● **ABOUT THIS EXERCISE**: Repeat the listing exactly, line by line, and leave the pictures behind.
Top of DATA TO EXAMINE
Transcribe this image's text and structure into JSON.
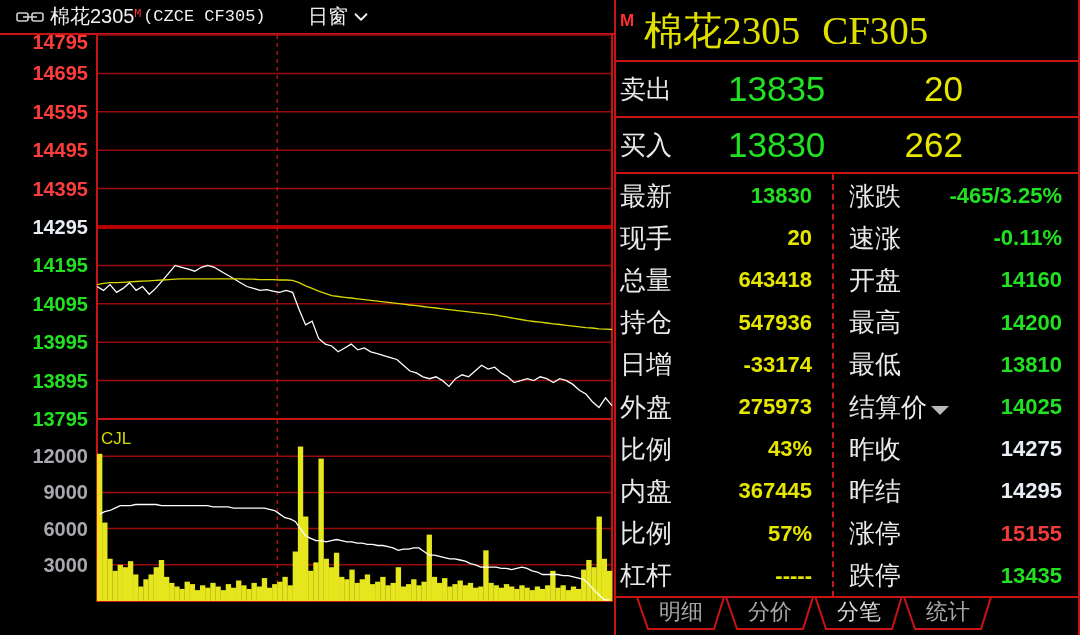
{
  "toolbar": {
    "symbol": "棉花2305",
    "badge": "M",
    "instrument": "(CZCE CF305)",
    "period": "日窗"
  },
  "price_chart": {
    "chart_data": {
      "type": "line",
      "grid": true,
      "ylim": [
        13795,
        14795
      ],
      "yticks": [
        14795,
        14695,
        14595,
        14495,
        14395,
        14295,
        14195,
        14095,
        13995,
        13895,
        13795
      ],
      "series": [
        {
          "color": "#ffffff",
          "values": [
            14140,
            14130,
            14145,
            14125,
            14135,
            14150,
            14130,
            14140,
            14120,
            14135,
            14155,
            14175,
            14195,
            14190,
            14185,
            14180,
            14190,
            14195,
            14190,
            14180,
            14170,
            14160,
            14150,
            14140,
            14135,
            14130,
            14132,
            14128,
            14125,
            14130,
            14125,
            14080,
            14040,
            14050,
            14005,
            13990,
            13985,
            13970,
            13980,
            13990,
            13975,
            13980,
            13970,
            13965,
            13960,
            13955,
            13950,
            13935,
            13920,
            13915,
            13905,
            13900,
            13905,
            13895,
            13880,
            13900,
            13910,
            13905,
            13920,
            13935,
            13925,
            13930,
            13915,
            13905,
            13890,
            13895,
            13900,
            13895,
            13905,
            13900,
            13890,
            13900,
            13895,
            13885,
            13870,
            13860,
            13840,
            13825,
            13850,
            13830
          ]
        },
        {
          "color": "#d8d800",
          "values": [
            14145,
            14148,
            14150,
            14150,
            14151,
            14152,
            14153,
            14154,
            14155,
            14156,
            14157,
            14158,
            14159,
            14160,
            14160,
            14160,
            14160,
            14160,
            14160,
            14160,
            14160,
            14160,
            14160,
            14159,
            14159,
            14158,
            14158,
            14158,
            14157,
            14157,
            14156,
            14150,
            14142,
            14135,
            14128,
            14122,
            14116,
            14114,
            14112,
            14110,
            14108,
            14106,
            14104,
            14102,
            14100,
            14098,
            14096,
            14094,
            14092,
            14090,
            14088,
            14086,
            14084,
            14082,
            14080,
            14078,
            14076,
            14074,
            14072,
            14070,
            14068,
            14066,
            14063,
            14060,
            14057,
            14054,
            14051,
            14049,
            14047,
            14045,
            14043,
            14041,
            14039,
            14037,
            14035,
            14033,
            14032,
            14030,
            14029,
            14028
          ]
        }
      ],
      "ref_lines": [
        {
          "axis": "y",
          "value": 14295
        }
      ]
    }
  },
  "volume_chart": {
    "chart_data": {
      "type": "bar",
      "title": "CJL",
      "grid": true,
      "ylim": [
        0,
        15000
      ],
      "yticks": [
        12000,
        9000,
        6000,
        3000
      ],
      "series": [
        {
          "type": "bar",
          "color": "#e6e61e",
          "values": [
            12200,
            6500,
            3500,
            2500,
            3000,
            2800,
            3300,
            2200,
            1200,
            1800,
            2200,
            2800,
            3400,
            2000,
            1500,
            1200,
            1000,
            1600,
            1400,
            900,
            1300,
            1100,
            1500,
            1200,
            900,
            1400,
            1100,
            1700,
            1300,
            1000,
            1500,
            1200,
            1900,
            1100,
            1400,
            1600,
            2000,
            1300,
            4100,
            12800,
            7000,
            2500,
            3200,
            11800,
            3500,
            2800,
            4000,
            2000,
            1800,
            2600,
            1500,
            1800,
            2200,
            1400,
            1600,
            2000,
            1300,
            1500,
            2800,
            1200,
            1400,
            1800,
            1300,
            1600,
            5500,
            2000,
            1500,
            1900,
            1200,
            1400,
            1700,
            1300,
            1500,
            1100,
            1200,
            4200,
            1500,
            1300,
            1100,
            1400,
            1200,
            1000,
            1300,
            1100,
            900,
            1200,
            1000,
            1300,
            2500,
            1100,
            1300,
            900,
            1200,
            1000,
            2600,
            3400,
            2800,
            7000,
            3500,
            2500
          ]
        },
        {
          "type": "line",
          "color": "#ffffff",
          "values": [
            7200,
            7400,
            7500,
            7700,
            7900,
            7900,
            7900,
            8000,
            8000,
            8000,
            8000,
            8000,
            7900,
            7900,
            7900,
            7900,
            7900,
            7900,
            7900,
            7900,
            7900,
            7900,
            7800,
            7800,
            7800,
            7800,
            7700,
            7700,
            7700,
            7700,
            7700,
            7700,
            7700,
            7600,
            7500,
            7200,
            6900,
            6800,
            6600,
            6000,
            5400,
            5200,
            5000,
            5000,
            4900,
            5000,
            5100,
            5000,
            4900,
            4900,
            4800,
            4800,
            4700,
            4700,
            4600,
            4600,
            4500,
            4400,
            4200,
            4300,
            4300,
            4400,
            4400,
            4100,
            3800,
            3800,
            3700,
            3600,
            3500,
            3500,
            3400,
            3300,
            3100,
            3000,
            2800,
            2800,
            2800,
            2800,
            2700,
            2700,
            2600,
            2700,
            2800,
            2700,
            2500,
            2400,
            2200,
            2200,
            2200,
            2200,
            2100,
            2100,
            2000,
            1900,
            1800,
            1400,
            900,
            500,
            100,
            100
          ]
        }
      ]
    }
  },
  "quote_panel": {
    "badge": "M",
    "name": "棉花2305",
    "code": "CF305",
    "order_book": [
      {
        "label": "卖出",
        "price": "13835",
        "volume": "20"
      },
      {
        "label": "买入",
        "price": "13830",
        "volume": "262"
      }
    ],
    "stats": {
      "left": [
        {
          "kind": "plain",
          "label": "最新",
          "value": "13830",
          "color": "#22e022"
        },
        {
          "kind": "plain",
          "label": "现手",
          "value": "20",
          "color": "#e6e600"
        },
        {
          "kind": "plain",
          "label": "总量",
          "value": "643418",
          "color": "#e6e600"
        },
        {
          "kind": "plain",
          "label": "持仓",
          "value": "547936",
          "color": "#e6e600"
        },
        {
          "kind": "plain",
          "label": "日增",
          "value": "-33174",
          "color": "#e6e600"
        },
        {
          "kind": "plain",
          "label": "外盘",
          "value": "275973",
          "color": "#e6e600"
        },
        {
          "kind": "plain",
          "label": "比例",
          "value": "43%",
          "color": "#e6e600"
        },
        {
          "kind": "plain",
          "label": "内盘",
          "value": "367445",
          "color": "#e6e600"
        },
        {
          "kind": "plain",
          "label": "比例",
          "value": "57%",
          "color": "#e6e600"
        },
        {
          "kind": "plain",
          "label": "杠杆",
          "value": "-----",
          "color": "#e6e600"
        }
      ],
      "right": [
        {
          "kind": "plain",
          "label": "涨跌",
          "value": "-465/3.25%",
          "color": "#22e022"
        },
        {
          "kind": "plain",
          "label": "速涨",
          "value": "-0.11%",
          "color": "#22e022"
        },
        {
          "kind": "plain",
          "label": "开盘",
          "value": "14160",
          "color": "#22e022"
        },
        {
          "kind": "plain",
          "label": "最高",
          "value": "14200",
          "color": "#22e022"
        },
        {
          "kind": "plain",
          "label": "最低",
          "value": "13810",
          "color": "#22e022"
        },
        {
          "kind": "dropdown",
          "label": "结算价",
          "value": "14025",
          "color": "#22e022"
        },
        {
          "kind": "plain",
          "label": "昨收",
          "value": "14275",
          "color": "#e8ecf4"
        },
        {
          "kind": "plain",
          "label": "昨结",
          "value": "14295",
          "color": "#e8ecf4"
        },
        {
          "kind": "plain",
          "label": "涨停",
          "value": "15155",
          "color": "#f03c3c"
        },
        {
          "kind": "plain",
          "label": "跌停",
          "value": "13435",
          "color": "#22e022"
        }
      ]
    }
  },
  "tabs": [
    {
      "label": "明细",
      "selected": false
    },
    {
      "label": "分价",
      "selected": false
    },
    {
      "label": "分笔",
      "selected": true
    },
    {
      "label": "统计",
      "selected": false
    }
  ]
}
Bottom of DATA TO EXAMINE
● **EXPECTED ANSWER**:
Transcribe this image's text and structure into JSON.
{
  "toolbar": {
    "symbol": "棉花2305",
    "badge": "M",
    "instrument": "(CZCE CF305)",
    "period": "日窗"
  },
  "price_chart": {
    "chart_data": {
      "type": "line",
      "grid": true,
      "ylim": [
        13795,
        14795
      ],
      "yticks": [
        14795,
        14695,
        14595,
        14495,
        14395,
        14295,
        14195,
        14095,
        13995,
        13895,
        13795
      ],
      "series": [
        {
          "color": "#ffffff",
          "values": [
            14140,
            14130,
            14145,
            14125,
            14135,
            14150,
            14130,
            14140,
            14120,
            14135,
            14155,
            14175,
            14195,
            14190,
            14185,
            14180,
            14190,
            14195,
            14190,
            14180,
            14170,
            14160,
            14150,
            14140,
            14135,
            14130,
            14132,
            14128,
            14125,
            14130,
            14125,
            14080,
            14040,
            14050,
            14005,
            13990,
            13985,
            13970,
            13980,
            13990,
            13975,
            13980,
            13970,
            13965,
            13960,
            13955,
            13950,
            13935,
            13920,
            13915,
            13905,
            13900,
            13905,
            13895,
            13880,
            13900,
            13910,
            13905,
            13920,
            13935,
            13925,
            13930,
            13915,
            13905,
            13890,
            13895,
            13900,
            13895,
            13905,
            13900,
            13890,
            13900,
            13895,
            13885,
            13870,
            13860,
            13840,
            13825,
            13850,
            13830
          ]
        },
        {
          "color": "#d8d800",
          "values": [
            14145,
            14148,
            14150,
            14150,
            14151,
            14152,
            14153,
            14154,
            14155,
            14156,
            14157,
            14158,
            14159,
            14160,
            14160,
            14160,
            14160,
            14160,
            14160,
            14160,
            14160,
            14160,
            14160,
            14159,
            14159,
            14158,
            14158,
            14158,
            14157,
            14157,
            14156,
            14150,
            14142,
            14135,
            14128,
            14122,
            14116,
            14114,
            14112,
            14110,
            14108,
            14106,
            14104,
            14102,
            14100,
            14098,
            14096,
            14094,
            14092,
            14090,
            14088,
            14086,
            14084,
            14082,
            14080,
            14078,
            14076,
            14074,
            14072,
            14070,
            14068,
            14066,
            14063,
            14060,
            14057,
            14054,
            14051,
            14049,
            14047,
            14045,
            14043,
            14041,
            14039,
            14037,
            14035,
            14033,
            14032,
            14030,
            14029,
            14028
          ]
        }
      ],
      "ref_lines": [
        {
          "axis": "y",
          "value": 14295
        }
      ]
    }
  },
  "volume_chart": {
    "chart_data": {
      "type": "bar",
      "title": "CJL",
      "grid": true,
      "ylim": [
        0,
        15000
      ],
      "yticks": [
        12000,
        9000,
        6000,
        3000
      ],
      "series": [
        {
          "type": "bar",
          "color": "#e6e61e",
          "values": [
            12200,
            6500,
            3500,
            2500,
            3000,
            2800,
            3300,
            2200,
            1200,
            1800,
            2200,
            2800,
            3400,
            2000,
            1500,
            1200,
            1000,
            1600,
            1400,
            900,
            1300,
            1100,
            1500,
            1200,
            900,
            1400,
            1100,
            1700,
            1300,
            1000,
            1500,
            1200,
            1900,
            1100,
            1400,
            1600,
            2000,
            1300,
            4100,
            12800,
            7000,
            2500,
            3200,
            11800,
            3500,
            2800,
            4000,
            2000,
            1800,
            2600,
            1500,
            1800,
            2200,
            1400,
            1600,
            2000,
            1300,
            1500,
            2800,
            1200,
            1400,
            1800,
            1300,
            1600,
            5500,
            2000,
            1500,
            1900,
            1200,
            1400,
            1700,
            1300,
            1500,
            1100,
            1200,
            4200,
            1500,
            1300,
            1100,
            1400,
            1200,
            1000,
            1300,
            1100,
            900,
            1200,
            1000,
            1300,
            2500,
            1100,
            1300,
            900,
            1200,
            1000,
            2600,
            3400,
            2800,
            7000,
            3500,
            2500
          ]
        },
        {
          "type": "line",
          "color": "#ffffff",
          "values": [
            7200,
            7400,
            7500,
            7700,
            7900,
            7900,
            7900,
            8000,
            8000,
            8000,
            8000,
            8000,
            7900,
            7900,
            7900,
            7900,
            7900,
            7900,
            7900,
            7900,
            7900,
            7900,
            7800,
            7800,
            7800,
            7800,
            7700,
            7700,
            7700,
            7700,
            7700,
            7700,
            7700,
            7600,
            7500,
            7200,
            6900,
            6800,
            6600,
            6000,
            5400,
            5200,
            5000,
            5000,
            4900,
            5000,
            5100,
            5000,
            4900,
            4900,
            4800,
            4800,
            4700,
            4700,
            4600,
            4600,
            4500,
            4400,
            4200,
            4300,
            4300,
            4400,
            4400,
            4100,
            3800,
            3800,
            3700,
            3600,
            3500,
            3500,
            3400,
            3300,
            3100,
            3000,
            2800,
            2800,
            2800,
            2800,
            2700,
            2700,
            2600,
            2700,
            2800,
            2700,
            2500,
            2400,
            2200,
            2200,
            2200,
            2200,
            2100,
            2100,
            2000,
            1900,
            1800,
            1400,
            900,
            500,
            100,
            100
          ]
        }
      ]
    }
  },
  "quote_panel": {
    "badge": "M",
    "name": "棉花2305",
    "code": "CF305",
    "order_book": [
      {
        "label": "卖出",
        "price": "13835",
        "volume": "20"
      },
      {
        "label": "买入",
        "price": "13830",
        "volume": "262"
      }
    ],
    "stats": {
      "left": [
        {
          "kind": "plain",
          "label": "最新",
          "value": "13830",
          "color": "#22e022"
        },
        {
          "kind": "plain",
          "label": "现手",
          "value": "20",
          "color": "#e6e600"
        },
        {
          "kind": "plain",
          "label": "总量",
          "value": "643418",
          "color": "#e6e600"
        },
        {
          "kind": "plain",
          "label": "持仓",
          "value": "547936",
          "color": "#e6e600"
        },
        {
          "kind": "plain",
          "label": "日增",
          "value": "-33174",
          "color": "#e6e600"
        },
        {
          "kind": "plain",
          "label": "外盘",
          "value": "275973",
          "color": "#e6e600"
        },
        {
          "kind": "plain",
          "label": "比例",
          "value": "43%",
          "color": "#e6e600"
        },
        {
          "kind": "plain",
          "label": "内盘",
          "value": "367445",
          "color": "#e6e600"
        },
        {
          "kind": "plain",
          "label": "比例",
          "value": "57%",
          "color": "#e6e600"
        },
        {
          "kind": "plain",
          "label": "杠杆",
          "value": "-----",
          "color": "#e6e600"
        }
      ],
      "right": [
        {
          "kind": "plain",
          "label": "涨跌",
          "value": "-465/3.25%",
          "color": "#22e022"
        },
        {
          "kind": "plain",
          "label": "速涨",
          "value": "-0.11%",
          "color": "#22e022"
        },
        {
          "kind": "plain",
          "label": "开盘",
          "value": "14160",
          "color": "#22e022"
        },
        {
          "kind": "plain",
          "label": "最高",
          "value": "14200",
          "color": "#22e022"
        },
        {
          "kind": "plain",
          "label": "最低",
          "value": "13810",
          "color": "#22e022"
        },
        {
          "kind": "dropdown",
          "label": "结算价",
          "value": "14025",
          "color": "#22e022"
        },
        {
          "kind": "plain",
          "label": "昨收",
          "value": "14275",
          "color": "#e8ecf4"
        },
        {
          "kind": "plain",
          "label": "昨结",
          "value": "14295",
          "color": "#e8ecf4"
        },
        {
          "kind": "plain",
          "label": "涨停",
          "value": "15155",
          "color": "#f03c3c"
        },
        {
          "kind": "plain",
          "label": "跌停",
          "value": "13435",
          "color": "#22e022"
        }
      ]
    }
  },
  "tabs": [
    {
      "label": "明细",
      "selected": false
    },
    {
      "label": "分价",
      "selected": false
    },
    {
      "label": "分笔",
      "selected": true
    },
    {
      "label": "统计",
      "selected": false
    }
  ]
}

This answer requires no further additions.